WALLACE RONEY – A PLACE IN TIME
With the Grammy-winning composer/pianist Patrice Rushen on hand with guest reedman Gary Bartz and Wallace Roney's sidemen of choice, Ben Solomon, tenor sax, Buster Williams, bass and Lenny White, drums, the musicians on 'A Place in Time' deliver a blisteringly accomplished and creative session. Wallace Roney's music is a tough, taut and intransigent continuation of the arcane forms and structured freedoms of Miles Davis' 1960s quintet. Listeners often associate Roney with Davis, thanks to Roney's work with the jazz legend early in Roney's career. But at this point, Davis' impact on Roney can be considered mostly historic, with Roney's playing larger in scope, firmer in tone and sharper in attack than Davis'. Today, Wallace's set lists feature easy-on-the-ear themes that mask harmonic complexities, while solos are fuelled by strong moods and sustained rhythmic drive informed by the spectre of Davis but far from imitating him. Whether he performs up-tempo original compositions or mainstream ballads, Roney is always compelling in his idiosyncratic ways. His tendency to produce smeared tones, bent pitches and jabbing rhythmic figures in the stratospheric range of the instrument distinguishes his playing, as does the volatile spirit and ever-changing direction of his phrases.
The seventh studio album from electro-jazz group Nighthawks. For music heads Dal Martino and Reiner Winterschladen, the Boeing 707 is a pertinent childhood memory. When the first Boeing 707 took off into the skies in 1958, the boys tracked the jet engine's vapour trail. Just six years later, the plane transported the Beatles to America. A mere 1 ½ decades after this, the first rock stars sauntered down the gangway of a 707. An echo of the spirit of the time was definitely present in the studio. Time and again, libertine Reiner Winterschladen, an avid proponent of improvised music, had to restrict his trumpet playing to comply with Dal Martino's focus on reduction. These conflicting poles gave birth to an abundance of sound sketches which, craning over the studio desk, Dal Martino considerably condensed during countless night sessions. The resulting album consists of seven songs as well as the 707 Suite in four movements - a journey lasting just under an hour.
KENNY BURRELL – UNLIMITED 1
On 'Unlimited 1' Kenny Burrell is captured live at the West-Coast jazz mecca, Catalina's, with a well-oiled big band, The Los Angeles Jazz Orchestra Unlimited, which is made up of some of the West Coast's greatest jazz men and studio players.

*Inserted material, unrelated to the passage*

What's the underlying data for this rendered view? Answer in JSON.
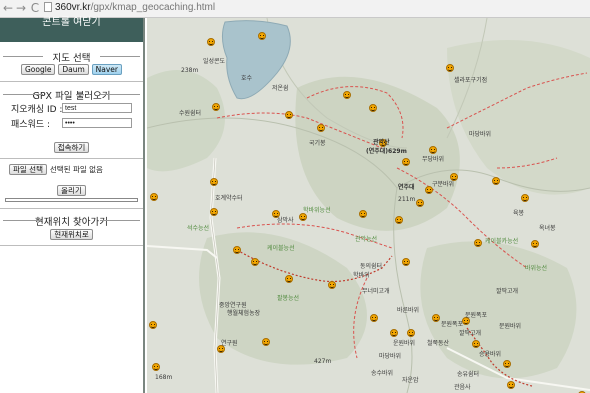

Burrell leads the group, solos and sings through a set list of original tunes, standards and, of course, what would a Kenny Burrell record be without some some Duke Ellington? Kenny Burrell has appeared on so many essential jazz recordings that jazz history and his biography seem irretrievably intertwined. He has recorded 97 albums under his own name and several hundred with other artists including Duke Ellington, Herbie Hancock, Dizzy Gillespie, Miles Davis, John Coltrane, Charlie Parker, Tony Bennett, Billy Holiday, Sonny Rollins, Jimmy Smith, Art Blakey, Nat King Cole, Ray Charles, and Louis Armstrong.